Things still are far from normal – the kids go to school every three days but are online the rest of the time, Adam goes into the office only two days a week and I’m working from home indefinitely as I work for a university which is operating remotely.
In some ways, having had Covid has made this next stage in the pandemic easier for us as we believe we will have immunity for a few months at least. We can go out without the same level of fear and anxiety we had before we got sick and have some limited social contact now. These strange months have also made us question our very way of life though and I’m writing this surrounded by 10 years’ worth of possessions as we sell up and begin to move home. Expat life doesn’t make as much sense when we can’t get home easily to see our elderly parents, no longer have the advantages of cheap and easy travel around the world, and the quality of life and education for our kids has decreased so significantly.
Ten years ago I left New Zealand with two small boys after the earthquakes in Christchurch so it feels somewhat fitting to be taking them home during a global pandemic.
Jordan Rondel, 31, aka The Caker, moved to Los Angeles in September 2019 to expand her baking business. The ex-Aucklander lives in the Echo Park neighbourhood with her Kiwi boyfriend and a Californian flatmate. Sister Anouk Rondel, also a co-owner in The Caker, rounds out the bubble.
I definitely chose a very strange time to move overseas, especially to the US. When we moved to LA, our intention was to replicate what we have in New Zealand with The Caker.
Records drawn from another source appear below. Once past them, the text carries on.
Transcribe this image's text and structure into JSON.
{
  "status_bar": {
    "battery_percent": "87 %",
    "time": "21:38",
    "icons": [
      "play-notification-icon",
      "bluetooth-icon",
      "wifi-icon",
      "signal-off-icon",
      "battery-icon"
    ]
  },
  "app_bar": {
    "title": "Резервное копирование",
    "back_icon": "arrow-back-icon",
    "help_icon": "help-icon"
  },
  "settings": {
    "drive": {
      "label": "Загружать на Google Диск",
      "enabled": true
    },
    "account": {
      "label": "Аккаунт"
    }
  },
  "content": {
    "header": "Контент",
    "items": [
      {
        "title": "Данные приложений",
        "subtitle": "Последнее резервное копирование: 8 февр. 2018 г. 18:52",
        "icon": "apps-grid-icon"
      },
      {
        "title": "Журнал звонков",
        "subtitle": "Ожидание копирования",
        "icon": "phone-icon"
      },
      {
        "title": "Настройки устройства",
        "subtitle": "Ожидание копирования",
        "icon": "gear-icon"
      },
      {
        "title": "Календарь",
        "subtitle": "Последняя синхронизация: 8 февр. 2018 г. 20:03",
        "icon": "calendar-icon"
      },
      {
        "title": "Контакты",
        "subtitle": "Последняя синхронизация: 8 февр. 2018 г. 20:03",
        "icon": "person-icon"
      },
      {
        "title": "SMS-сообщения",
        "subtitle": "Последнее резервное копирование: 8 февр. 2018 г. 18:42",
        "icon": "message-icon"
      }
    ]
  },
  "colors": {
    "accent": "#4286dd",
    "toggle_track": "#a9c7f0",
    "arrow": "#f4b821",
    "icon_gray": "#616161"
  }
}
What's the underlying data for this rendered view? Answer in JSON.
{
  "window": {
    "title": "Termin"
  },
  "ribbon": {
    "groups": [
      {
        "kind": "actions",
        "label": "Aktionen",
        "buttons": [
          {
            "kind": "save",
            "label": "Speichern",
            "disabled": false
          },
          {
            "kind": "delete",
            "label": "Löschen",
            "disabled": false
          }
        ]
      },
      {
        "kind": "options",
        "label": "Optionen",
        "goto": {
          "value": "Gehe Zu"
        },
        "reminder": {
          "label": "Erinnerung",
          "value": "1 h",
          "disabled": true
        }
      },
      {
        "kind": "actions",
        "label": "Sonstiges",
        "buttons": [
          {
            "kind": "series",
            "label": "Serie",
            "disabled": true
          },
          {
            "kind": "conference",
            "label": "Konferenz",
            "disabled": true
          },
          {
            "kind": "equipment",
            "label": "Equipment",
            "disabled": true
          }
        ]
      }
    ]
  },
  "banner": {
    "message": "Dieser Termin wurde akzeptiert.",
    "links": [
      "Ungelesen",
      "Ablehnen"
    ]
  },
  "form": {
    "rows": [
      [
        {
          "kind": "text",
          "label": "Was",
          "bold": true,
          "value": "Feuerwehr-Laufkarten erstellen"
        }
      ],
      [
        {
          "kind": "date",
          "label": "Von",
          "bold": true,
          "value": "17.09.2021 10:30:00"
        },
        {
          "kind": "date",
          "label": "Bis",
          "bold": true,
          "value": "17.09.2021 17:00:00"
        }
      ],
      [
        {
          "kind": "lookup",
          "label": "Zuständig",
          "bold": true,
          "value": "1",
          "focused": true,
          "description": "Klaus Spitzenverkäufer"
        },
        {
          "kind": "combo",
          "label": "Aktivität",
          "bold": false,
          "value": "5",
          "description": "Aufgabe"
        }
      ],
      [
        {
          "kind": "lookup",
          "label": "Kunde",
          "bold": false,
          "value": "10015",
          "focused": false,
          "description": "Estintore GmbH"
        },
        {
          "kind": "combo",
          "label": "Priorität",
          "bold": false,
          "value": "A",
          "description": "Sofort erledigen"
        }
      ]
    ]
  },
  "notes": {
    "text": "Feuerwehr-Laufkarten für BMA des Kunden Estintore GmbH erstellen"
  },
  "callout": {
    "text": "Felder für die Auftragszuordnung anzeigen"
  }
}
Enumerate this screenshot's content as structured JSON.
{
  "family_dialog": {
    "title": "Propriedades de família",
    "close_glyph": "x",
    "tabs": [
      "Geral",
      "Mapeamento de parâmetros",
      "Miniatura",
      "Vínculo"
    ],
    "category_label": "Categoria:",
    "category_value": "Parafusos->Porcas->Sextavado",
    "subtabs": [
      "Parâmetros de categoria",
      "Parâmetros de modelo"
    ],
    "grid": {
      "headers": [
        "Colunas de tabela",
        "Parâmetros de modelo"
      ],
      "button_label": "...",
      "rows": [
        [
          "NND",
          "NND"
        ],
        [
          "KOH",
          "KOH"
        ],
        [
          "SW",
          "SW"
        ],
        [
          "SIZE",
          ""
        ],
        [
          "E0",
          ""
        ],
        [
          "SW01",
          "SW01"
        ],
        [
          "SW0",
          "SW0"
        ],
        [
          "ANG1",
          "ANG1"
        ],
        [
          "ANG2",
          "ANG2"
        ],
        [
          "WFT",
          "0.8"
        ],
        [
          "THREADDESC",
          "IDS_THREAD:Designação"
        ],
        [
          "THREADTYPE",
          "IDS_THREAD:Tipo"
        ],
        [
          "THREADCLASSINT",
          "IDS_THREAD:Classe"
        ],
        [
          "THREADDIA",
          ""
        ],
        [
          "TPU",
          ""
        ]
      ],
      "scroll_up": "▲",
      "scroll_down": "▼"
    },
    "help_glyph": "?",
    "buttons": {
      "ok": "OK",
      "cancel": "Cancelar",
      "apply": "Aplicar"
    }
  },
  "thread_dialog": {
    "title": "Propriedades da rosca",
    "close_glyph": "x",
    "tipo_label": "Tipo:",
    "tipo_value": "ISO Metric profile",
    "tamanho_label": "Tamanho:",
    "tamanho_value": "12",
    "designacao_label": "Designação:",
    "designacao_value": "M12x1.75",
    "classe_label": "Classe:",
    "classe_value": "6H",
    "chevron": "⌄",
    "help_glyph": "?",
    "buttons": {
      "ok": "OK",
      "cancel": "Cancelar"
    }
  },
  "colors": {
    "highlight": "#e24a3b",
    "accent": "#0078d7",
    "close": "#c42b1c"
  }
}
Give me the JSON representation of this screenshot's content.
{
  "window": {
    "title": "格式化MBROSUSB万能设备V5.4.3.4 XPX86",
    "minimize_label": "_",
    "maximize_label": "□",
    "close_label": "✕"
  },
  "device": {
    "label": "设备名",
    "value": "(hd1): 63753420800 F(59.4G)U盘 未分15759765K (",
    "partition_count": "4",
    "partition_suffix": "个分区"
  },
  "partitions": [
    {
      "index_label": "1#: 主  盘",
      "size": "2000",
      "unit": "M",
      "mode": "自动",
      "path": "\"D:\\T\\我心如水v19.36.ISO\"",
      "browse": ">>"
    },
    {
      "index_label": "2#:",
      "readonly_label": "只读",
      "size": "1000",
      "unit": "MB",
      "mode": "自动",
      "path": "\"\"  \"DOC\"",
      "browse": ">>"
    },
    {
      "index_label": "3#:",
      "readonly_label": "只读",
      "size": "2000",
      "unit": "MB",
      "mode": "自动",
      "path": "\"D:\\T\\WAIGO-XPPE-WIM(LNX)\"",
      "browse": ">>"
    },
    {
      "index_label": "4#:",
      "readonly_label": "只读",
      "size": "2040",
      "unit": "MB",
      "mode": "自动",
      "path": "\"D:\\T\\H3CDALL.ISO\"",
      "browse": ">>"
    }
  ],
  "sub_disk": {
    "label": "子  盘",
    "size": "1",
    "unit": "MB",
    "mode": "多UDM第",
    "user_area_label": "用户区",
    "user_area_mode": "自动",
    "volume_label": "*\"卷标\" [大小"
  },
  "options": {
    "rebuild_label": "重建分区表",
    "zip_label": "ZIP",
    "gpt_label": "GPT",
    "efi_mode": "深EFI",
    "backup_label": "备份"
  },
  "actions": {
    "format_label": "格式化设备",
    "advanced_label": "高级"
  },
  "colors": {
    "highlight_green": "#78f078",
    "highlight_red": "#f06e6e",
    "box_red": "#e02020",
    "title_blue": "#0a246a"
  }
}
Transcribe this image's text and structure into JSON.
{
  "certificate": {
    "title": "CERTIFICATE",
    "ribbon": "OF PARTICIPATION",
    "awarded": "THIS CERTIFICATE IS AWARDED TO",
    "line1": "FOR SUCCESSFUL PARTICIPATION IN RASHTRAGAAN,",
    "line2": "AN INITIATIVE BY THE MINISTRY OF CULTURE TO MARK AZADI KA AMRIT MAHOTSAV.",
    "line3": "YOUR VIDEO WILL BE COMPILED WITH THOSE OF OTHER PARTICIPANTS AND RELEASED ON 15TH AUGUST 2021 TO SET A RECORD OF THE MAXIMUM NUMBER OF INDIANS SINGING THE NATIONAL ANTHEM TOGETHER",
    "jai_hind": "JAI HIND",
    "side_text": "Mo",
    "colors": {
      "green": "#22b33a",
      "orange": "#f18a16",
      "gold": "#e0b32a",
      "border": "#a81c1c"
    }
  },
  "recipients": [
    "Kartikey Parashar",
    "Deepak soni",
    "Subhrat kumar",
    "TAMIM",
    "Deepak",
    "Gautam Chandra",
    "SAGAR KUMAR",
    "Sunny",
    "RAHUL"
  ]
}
We’ve got this big pumping bakery, recipe books, a line of cake kits. I do classes, I write recipes – so we were trying to replicate that on an even bigger scale. When Covid hit, the idea of the bakery went out the window. In retrospect, we’re actually really glad we didn’t put everything we had into building out a bakery and hiring staff. We hadn’t signed a big lease, we hadn’t started paying builders. It’s almost like nothing really changed for us, because we were only just finding our feet anyway.
We felt like this was an opportunity for us to really focus on our shelf product, which we’ve been working on for three years. [Because of international shipping costs], we haven’t really been able to scale up at all in New Zealand. Here, it’s a completely different story, and we’re about to launch our US kits. It’s all very exciting and starting to feel quite real. This is still a good time for us to be releasing a product which requires people to bake at home, because people are still obsessed with that. Weirdly enough, the timing of it isn’t terrible.
[During the pandemic], I’ve been baking a lot, cooking a lot, spending a lot of time in the kitchen and not hating it. I get a lot of my inspiration for new [recipe] ideas from going to farmer’s markets and going out to dinner and tasting different things. [Without those], inspiration has been a little lacking, so I’ve been focusing on the old favourites like an almond butter and raspberry cake. I’ve been trying to add different things, like collagen powder to my baking, and hemp powder, and just playing around with different crazy things you can get.
I live in Echo Park and I love it there. It’s got a really nice kind of neighborhood-y, almost like a Grey Lynn feel. I like being able to walk places. Luckily, I live right next to Elysian Park, so I go there a lot, do nice walks. We’ve just started doing a little outdoor pilates thing, a friend organised it. There’s like 12 of us in the group, and we all go and sit up in Elysian and do a workout, which is good because I hadn’t done anything physical for months.
We’ve had a few little outings [to stay sane]. We went to Palm Springs for three days and to Joshua Tree. Even just going to Malibu for the day cleared the head a little bit. Having my sister always next to me has been [great]. We do everything together. We own the business together. We’re inseparable. Imagine if I didn’t have her, I would go crazy!
– As told to Lynda Brendish